Exercise directions: Which lines in the data below contain the word "label"? Return each of them.

(Entries from a dataset of interfaces)
- Opening Delimiter -

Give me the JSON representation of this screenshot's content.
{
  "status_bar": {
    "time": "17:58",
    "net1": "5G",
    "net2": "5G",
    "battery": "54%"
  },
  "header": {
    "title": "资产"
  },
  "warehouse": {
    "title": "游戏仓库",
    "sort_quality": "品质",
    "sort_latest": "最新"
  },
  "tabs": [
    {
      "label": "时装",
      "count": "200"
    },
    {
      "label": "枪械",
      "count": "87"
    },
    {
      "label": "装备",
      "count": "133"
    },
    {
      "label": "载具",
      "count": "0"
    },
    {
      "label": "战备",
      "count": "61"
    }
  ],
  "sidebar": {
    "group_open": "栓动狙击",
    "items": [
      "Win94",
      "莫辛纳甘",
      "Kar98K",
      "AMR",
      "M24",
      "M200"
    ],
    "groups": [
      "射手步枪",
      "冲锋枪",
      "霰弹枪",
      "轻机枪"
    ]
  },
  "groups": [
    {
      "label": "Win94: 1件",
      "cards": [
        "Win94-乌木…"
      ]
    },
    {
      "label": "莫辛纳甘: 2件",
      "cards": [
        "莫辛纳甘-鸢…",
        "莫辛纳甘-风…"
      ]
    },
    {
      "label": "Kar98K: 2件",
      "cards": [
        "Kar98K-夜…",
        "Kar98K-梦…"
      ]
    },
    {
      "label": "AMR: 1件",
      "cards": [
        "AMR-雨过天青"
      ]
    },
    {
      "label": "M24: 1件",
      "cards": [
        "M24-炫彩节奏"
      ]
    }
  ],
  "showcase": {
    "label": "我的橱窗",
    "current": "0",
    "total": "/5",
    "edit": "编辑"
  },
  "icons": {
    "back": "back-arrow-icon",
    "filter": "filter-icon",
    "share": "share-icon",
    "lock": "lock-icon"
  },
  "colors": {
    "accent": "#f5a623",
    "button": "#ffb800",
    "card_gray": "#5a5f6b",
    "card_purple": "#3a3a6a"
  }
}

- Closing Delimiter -

Exercise output:
      "label": "时装",
      "label": "枪械",
      "label": "装备",
      "label": "载具",
      "label": "战备",
      "label": "Win94: 1件",
      "label": "莫辛纳甘: 2件",
      "label": "Kar98K: 2件",
      "label": "AMR: 1件",
      "label": "M24: 1件",
    "label": "我的橱窗",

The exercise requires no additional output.